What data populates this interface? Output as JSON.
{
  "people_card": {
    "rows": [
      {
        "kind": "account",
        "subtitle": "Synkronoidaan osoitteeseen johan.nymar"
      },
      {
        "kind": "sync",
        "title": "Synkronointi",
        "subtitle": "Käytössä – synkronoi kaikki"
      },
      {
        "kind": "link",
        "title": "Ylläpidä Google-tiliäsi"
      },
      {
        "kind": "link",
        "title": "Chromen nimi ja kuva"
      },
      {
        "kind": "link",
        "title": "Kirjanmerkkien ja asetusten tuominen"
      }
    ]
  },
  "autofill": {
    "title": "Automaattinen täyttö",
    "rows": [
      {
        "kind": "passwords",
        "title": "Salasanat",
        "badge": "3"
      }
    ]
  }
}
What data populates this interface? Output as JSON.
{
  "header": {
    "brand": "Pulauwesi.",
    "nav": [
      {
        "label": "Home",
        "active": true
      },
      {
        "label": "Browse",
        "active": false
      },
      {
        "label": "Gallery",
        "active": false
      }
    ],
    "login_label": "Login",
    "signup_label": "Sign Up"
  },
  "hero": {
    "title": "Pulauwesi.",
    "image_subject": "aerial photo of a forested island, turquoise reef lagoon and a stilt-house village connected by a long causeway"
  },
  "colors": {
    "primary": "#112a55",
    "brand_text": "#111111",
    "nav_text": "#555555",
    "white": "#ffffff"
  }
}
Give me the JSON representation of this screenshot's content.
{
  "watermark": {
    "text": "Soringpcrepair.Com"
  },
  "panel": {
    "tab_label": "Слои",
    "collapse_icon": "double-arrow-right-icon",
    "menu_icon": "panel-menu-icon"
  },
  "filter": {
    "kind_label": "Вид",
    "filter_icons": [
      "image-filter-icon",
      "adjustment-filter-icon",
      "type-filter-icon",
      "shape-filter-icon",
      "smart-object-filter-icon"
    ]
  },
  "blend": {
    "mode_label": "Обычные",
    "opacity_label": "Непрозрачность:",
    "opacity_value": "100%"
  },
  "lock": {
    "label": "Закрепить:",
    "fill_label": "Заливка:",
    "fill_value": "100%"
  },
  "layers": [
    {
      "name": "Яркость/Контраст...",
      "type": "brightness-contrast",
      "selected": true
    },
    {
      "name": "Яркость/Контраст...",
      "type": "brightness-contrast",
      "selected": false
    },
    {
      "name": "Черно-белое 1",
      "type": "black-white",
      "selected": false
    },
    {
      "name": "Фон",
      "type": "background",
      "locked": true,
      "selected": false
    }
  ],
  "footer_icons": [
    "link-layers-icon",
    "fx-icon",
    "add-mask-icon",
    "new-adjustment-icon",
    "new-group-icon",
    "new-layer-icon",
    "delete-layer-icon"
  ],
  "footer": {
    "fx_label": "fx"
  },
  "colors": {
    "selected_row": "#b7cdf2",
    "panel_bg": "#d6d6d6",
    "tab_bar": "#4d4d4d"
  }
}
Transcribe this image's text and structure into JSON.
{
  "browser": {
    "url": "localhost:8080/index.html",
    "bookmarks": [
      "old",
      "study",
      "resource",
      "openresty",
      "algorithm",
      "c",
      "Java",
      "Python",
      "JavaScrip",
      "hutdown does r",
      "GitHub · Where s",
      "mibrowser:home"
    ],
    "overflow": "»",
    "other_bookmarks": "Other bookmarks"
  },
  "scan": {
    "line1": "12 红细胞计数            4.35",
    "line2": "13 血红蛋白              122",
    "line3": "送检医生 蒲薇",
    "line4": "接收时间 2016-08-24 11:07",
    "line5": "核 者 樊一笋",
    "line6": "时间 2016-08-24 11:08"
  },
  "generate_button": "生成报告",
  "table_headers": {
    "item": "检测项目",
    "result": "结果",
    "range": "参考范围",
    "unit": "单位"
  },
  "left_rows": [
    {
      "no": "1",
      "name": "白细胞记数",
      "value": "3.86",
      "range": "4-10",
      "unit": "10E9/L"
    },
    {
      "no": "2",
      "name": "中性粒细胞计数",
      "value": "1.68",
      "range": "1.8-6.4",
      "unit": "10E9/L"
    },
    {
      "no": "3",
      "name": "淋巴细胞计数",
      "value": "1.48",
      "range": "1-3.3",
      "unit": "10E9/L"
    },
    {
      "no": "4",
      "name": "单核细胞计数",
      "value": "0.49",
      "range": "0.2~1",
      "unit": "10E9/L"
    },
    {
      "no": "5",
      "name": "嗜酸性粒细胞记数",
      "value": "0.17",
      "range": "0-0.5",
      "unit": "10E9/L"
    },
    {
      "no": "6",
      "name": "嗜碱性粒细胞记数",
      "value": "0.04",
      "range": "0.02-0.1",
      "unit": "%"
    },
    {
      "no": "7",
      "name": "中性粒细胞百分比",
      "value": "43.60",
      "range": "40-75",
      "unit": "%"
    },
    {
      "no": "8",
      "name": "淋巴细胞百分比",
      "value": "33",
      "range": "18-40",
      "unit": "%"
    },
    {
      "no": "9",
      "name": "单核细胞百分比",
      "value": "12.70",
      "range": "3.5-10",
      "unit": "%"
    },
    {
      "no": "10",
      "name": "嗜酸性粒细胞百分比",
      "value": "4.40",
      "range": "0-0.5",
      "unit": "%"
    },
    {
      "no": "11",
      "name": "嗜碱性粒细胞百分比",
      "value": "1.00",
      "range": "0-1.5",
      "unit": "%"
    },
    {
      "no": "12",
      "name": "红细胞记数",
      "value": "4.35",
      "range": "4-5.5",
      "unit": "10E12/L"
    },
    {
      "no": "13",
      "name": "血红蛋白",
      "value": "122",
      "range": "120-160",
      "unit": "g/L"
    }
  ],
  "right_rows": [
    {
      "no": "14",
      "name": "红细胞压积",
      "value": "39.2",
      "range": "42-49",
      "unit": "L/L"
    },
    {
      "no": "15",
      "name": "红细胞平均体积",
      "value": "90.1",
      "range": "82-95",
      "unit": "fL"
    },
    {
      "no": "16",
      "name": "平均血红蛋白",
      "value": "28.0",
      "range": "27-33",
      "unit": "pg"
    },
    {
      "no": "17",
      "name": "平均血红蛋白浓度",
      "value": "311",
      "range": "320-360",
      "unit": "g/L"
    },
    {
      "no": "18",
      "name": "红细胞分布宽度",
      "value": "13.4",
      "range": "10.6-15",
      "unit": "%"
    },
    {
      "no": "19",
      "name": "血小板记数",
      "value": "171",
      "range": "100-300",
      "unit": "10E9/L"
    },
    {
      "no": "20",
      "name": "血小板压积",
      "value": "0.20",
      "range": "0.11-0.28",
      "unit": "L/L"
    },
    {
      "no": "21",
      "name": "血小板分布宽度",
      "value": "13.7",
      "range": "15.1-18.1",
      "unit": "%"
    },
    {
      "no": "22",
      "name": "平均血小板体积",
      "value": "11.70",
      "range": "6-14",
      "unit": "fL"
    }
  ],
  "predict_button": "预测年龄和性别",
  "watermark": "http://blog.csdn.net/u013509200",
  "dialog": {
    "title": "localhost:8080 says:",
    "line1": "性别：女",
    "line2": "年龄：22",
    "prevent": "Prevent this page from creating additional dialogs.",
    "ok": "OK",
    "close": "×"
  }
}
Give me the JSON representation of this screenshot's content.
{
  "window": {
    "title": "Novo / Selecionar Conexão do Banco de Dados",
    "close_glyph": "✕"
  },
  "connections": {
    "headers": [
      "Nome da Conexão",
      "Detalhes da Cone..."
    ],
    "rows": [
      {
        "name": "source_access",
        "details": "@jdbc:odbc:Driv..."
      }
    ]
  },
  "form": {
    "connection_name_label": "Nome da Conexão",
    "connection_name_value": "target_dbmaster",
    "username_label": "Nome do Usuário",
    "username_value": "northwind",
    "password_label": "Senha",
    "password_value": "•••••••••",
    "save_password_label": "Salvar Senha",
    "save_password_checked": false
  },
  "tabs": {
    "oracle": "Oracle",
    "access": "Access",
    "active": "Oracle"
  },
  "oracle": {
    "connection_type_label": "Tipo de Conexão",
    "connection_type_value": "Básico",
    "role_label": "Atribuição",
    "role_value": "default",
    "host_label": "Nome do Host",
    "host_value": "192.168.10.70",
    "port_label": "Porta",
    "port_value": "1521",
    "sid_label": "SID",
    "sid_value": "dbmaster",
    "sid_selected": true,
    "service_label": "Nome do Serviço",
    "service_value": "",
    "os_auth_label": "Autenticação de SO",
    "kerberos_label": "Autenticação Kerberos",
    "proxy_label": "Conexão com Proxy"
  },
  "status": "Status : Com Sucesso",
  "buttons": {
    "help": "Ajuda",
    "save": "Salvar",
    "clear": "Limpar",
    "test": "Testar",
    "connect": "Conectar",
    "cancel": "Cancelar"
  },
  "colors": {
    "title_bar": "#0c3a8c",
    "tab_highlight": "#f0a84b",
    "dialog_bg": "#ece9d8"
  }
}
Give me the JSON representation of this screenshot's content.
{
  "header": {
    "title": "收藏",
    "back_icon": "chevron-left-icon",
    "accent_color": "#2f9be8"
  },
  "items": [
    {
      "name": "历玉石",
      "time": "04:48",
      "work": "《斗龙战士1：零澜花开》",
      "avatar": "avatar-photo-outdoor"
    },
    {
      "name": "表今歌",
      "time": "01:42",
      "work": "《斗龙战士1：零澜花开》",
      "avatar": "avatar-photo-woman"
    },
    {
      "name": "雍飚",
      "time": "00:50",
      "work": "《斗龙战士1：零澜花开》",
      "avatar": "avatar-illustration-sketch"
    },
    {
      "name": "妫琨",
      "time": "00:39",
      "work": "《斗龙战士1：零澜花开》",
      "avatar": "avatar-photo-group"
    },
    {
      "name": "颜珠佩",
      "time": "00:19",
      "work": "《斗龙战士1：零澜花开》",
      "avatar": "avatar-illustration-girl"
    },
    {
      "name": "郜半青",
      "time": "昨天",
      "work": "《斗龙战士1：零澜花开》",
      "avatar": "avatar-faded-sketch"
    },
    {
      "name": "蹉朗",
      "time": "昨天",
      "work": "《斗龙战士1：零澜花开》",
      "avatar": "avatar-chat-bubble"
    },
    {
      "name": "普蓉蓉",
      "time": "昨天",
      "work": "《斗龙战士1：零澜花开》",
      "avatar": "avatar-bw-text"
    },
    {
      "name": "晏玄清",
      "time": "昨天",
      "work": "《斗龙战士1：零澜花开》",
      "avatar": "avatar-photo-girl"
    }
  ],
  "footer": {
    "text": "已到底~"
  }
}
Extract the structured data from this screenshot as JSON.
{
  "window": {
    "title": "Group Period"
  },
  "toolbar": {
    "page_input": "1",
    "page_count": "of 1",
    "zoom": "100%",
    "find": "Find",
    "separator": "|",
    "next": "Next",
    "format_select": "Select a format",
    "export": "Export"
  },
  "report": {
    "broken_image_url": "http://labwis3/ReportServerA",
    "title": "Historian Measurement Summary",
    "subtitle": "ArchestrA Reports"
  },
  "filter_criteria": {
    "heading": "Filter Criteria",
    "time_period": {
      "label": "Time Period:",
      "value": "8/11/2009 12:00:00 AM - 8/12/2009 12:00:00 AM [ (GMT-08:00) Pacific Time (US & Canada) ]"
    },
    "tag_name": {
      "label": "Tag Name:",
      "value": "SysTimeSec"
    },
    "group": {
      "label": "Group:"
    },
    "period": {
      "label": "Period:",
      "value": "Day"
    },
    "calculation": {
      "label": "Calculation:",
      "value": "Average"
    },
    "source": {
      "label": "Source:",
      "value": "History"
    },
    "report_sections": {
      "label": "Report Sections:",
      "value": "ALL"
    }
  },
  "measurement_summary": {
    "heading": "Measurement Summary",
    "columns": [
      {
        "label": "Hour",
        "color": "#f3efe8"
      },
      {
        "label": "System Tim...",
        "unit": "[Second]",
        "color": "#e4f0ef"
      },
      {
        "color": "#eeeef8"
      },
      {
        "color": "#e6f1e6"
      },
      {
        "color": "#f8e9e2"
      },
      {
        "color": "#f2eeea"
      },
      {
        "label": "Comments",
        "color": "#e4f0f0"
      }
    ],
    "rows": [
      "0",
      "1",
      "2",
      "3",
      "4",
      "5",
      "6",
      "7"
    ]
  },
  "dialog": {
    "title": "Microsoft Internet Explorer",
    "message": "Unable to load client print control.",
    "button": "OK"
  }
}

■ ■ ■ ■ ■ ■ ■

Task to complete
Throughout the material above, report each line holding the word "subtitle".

Written solution
        "subtitle": "Synkronoidaan osoitteeseen johan.nymar"
        "subtitle": "Käytössä – synkronoi kaikki"
    "subtitle": "ArchestrA Reports"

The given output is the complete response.